If you are unable to install the Google Chrome extension, or you need to use any other browser, you will need to use our NodeJS-based tunnel tool to test local resources. This tool comes as a Node module (covered here) or as a standalone binary that requires no installation, which will be explained here.
Downloading the standalone binary
You can download the correct version of the standalone binary for your system by logging into your CBT account (on any browser other than Chrome) and clicking along the top where it says “Local Connection”.
A pop-up will appear in the page. Next, click on “Download Link” to automatically download the latest version of the correct binary for your platform.
The standalone binary for the local connection tool can be downloaded from GitHub. On this page, please select the latest version of the standalone binary, unless advised otherwise by a member of our support staff. Binary packages are provided for Windows, MacOS, and Linux.

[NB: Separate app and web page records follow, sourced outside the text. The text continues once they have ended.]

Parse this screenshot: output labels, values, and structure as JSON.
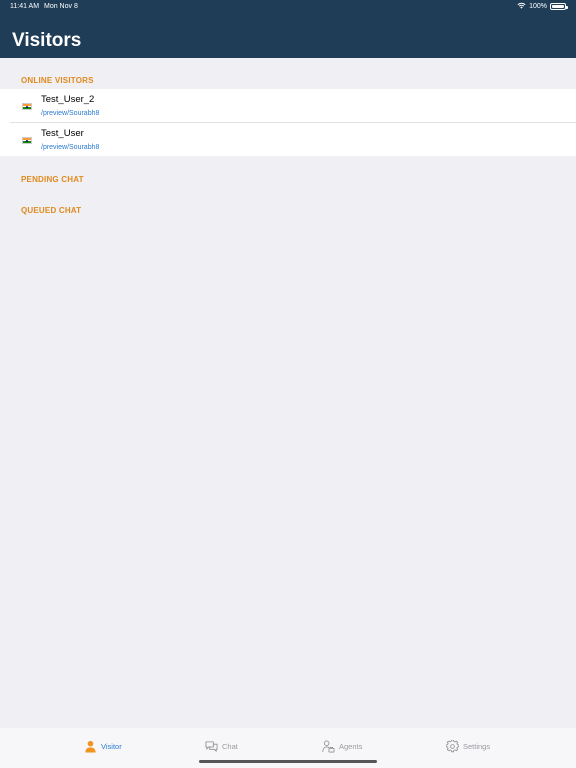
{
  "status_bar": {
    "time": "11:41 AM",
    "date": "Mon Nov 8",
    "battery": "100%"
  },
  "header": {
    "title": "Visitors"
  },
  "sections": {
    "online": "ONLINE VISITORS",
    "pending": "PENDING CHAT",
    "queued": "QUEUED CHAT"
  },
  "visitors": [
    {
      "name": "Test_User_2",
      "path": "/preview/Sourabh8",
      "flag": "india-flag-icon"
    },
    {
      "name": "Test_User",
      "path": "/preview/Sourabh8",
      "flag": "india-flag-icon"
    }
  ],
  "tabs": [
    {
      "label": "Visitor",
      "icon": "person-icon",
      "active": true
    },
    {
      "label": "Chat",
      "icon": "chat-bubbles-icon",
      "active": false
    },
    {
      "label": "Agents",
      "icon": "agents-icon",
      "active": false
    },
    {
      "label": "Settings",
      "icon": "gear-icon",
      "active": false
    }
  ],
  "colors": {
    "header": "#1f3d57",
    "accent": "#2a7ad2",
    "section_header": "#e08a1e",
    "background": "#efeff4"
  }
}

Extracting the tool
Extract the contents of the zip file to your machine, and make sure to take note of where it is located.

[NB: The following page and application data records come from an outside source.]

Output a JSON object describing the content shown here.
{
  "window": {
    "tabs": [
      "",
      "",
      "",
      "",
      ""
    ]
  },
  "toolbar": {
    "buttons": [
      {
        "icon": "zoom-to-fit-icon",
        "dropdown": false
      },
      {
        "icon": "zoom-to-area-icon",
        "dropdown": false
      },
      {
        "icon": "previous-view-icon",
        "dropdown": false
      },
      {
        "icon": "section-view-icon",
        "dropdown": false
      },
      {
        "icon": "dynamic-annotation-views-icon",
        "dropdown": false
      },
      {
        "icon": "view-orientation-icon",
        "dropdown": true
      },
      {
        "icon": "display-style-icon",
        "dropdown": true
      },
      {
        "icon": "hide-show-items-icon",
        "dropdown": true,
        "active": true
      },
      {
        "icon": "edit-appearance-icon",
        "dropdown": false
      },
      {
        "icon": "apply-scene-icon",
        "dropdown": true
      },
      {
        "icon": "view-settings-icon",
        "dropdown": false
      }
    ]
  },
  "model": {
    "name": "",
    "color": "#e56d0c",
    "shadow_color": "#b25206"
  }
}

Using the standalone binary
Once you have extracted the standalone binary to your machine, you will need to open a command line.

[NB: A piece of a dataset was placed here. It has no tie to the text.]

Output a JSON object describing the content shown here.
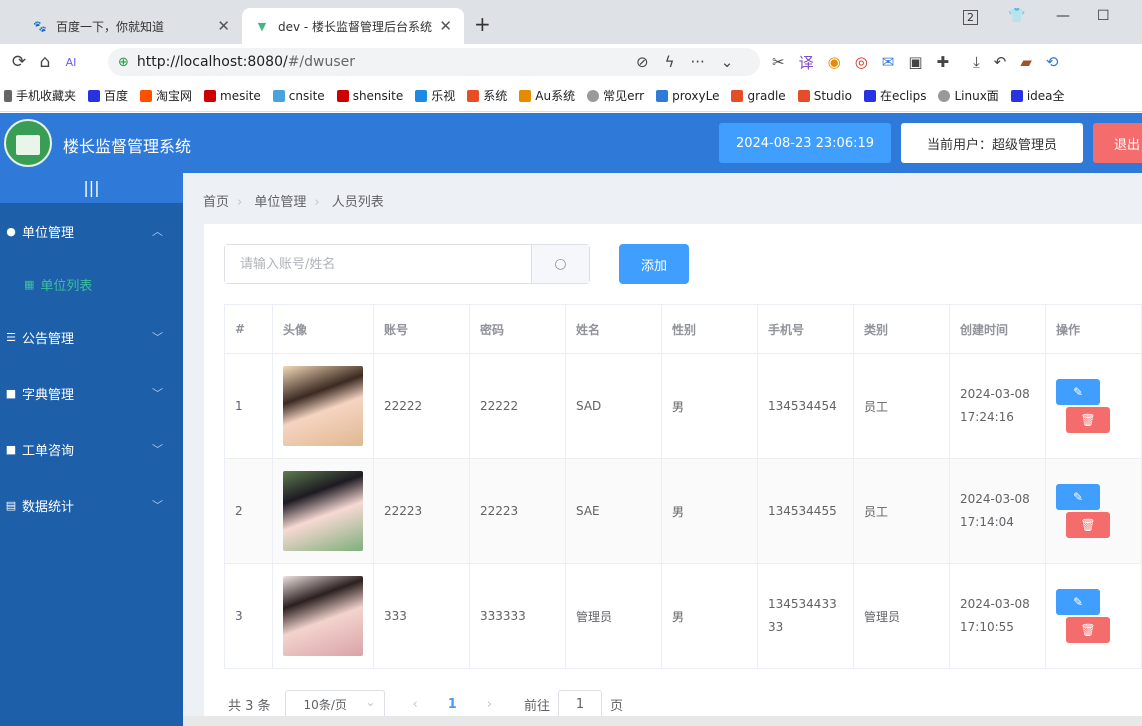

Press Win+R to open the Run dialog. Type
cmd and hit enter to start the command prompt.
Open up the Terminal application.
Open the terminal associated with your desktop environment (Konsole, Gnome-Terminal, etc) or just use
Once you have a command line opened, navigate to where you extracted the standalone binary.
You can get basic, already-written commands to start the tunnel tool from the popup by clicking on “Internal Websites”, “Local HTML Files”, or “Proxy Server”.
To use the premade commands, simply copy and paste the text in the highlighted black box to your terminal.
If you are running a local web/application server and need to test the application or site without making the server public, this is the option you will want. This will create a basic tunnel and will treat a machine on your local network or local machine as though it is on the network of the remote (testing) machine.
cbt_tunnels-win-x64.exe --username you@yourDomain.com --authkey yourAuthKey
Local HTML Files
If you have a directory of static HTML files, they can be served up to the remote machine using the tunnel. In this example, your static HTML is in /home/cbt/static_html.
./cbt_tunnel-linux-x64 --username you@yourDomain.com --authkey yourAuthKey --dir /home/cbt/static_html
Using an External Proxy
If you need to pass your traffic through an external proxy, such as for our guide on testing sites that are dependent on geographic location data , this is the option you will need to set up. You will need the proxy server’s IP address and port information.
Note: This is not for working through an HTTP proxy that is on your local network. That is explained in the next section of this document.
./cbt_tunnel-macos-x64 --username you@yourDomain.com --authkey yourAuthKey --proxyIp 255.255.255.255 --proxyPort 65535
Using an HTTP/HTTPS Proxy
If your network environment requires you to pass through a proxy to reach through the outside world, you will most likely need to specify those options to the standalone binary. Please note that these options can be combined.
Example 1: HTTP
./cbt_tunnel-macos-x64 --username you@yourDomain.com --authkey yourAuthKey --httpProxy your.Proxy.location
Example 2: HTTPS
./cbt_tunnel-macos-x64 --username you@yourDomain.com --authkey yourAuthKey --httpsProxy your.Proxy.location
If you are having trouble getting the standalone binary to open up to the outside world, feel free to contact us, using either our in-app chat or emailing us at firstname.lastname@example.org.
If you receive an error message, please run the standalone binary with the –verbose flag and send us the output. This will help us diagnose the problem and find a resolution.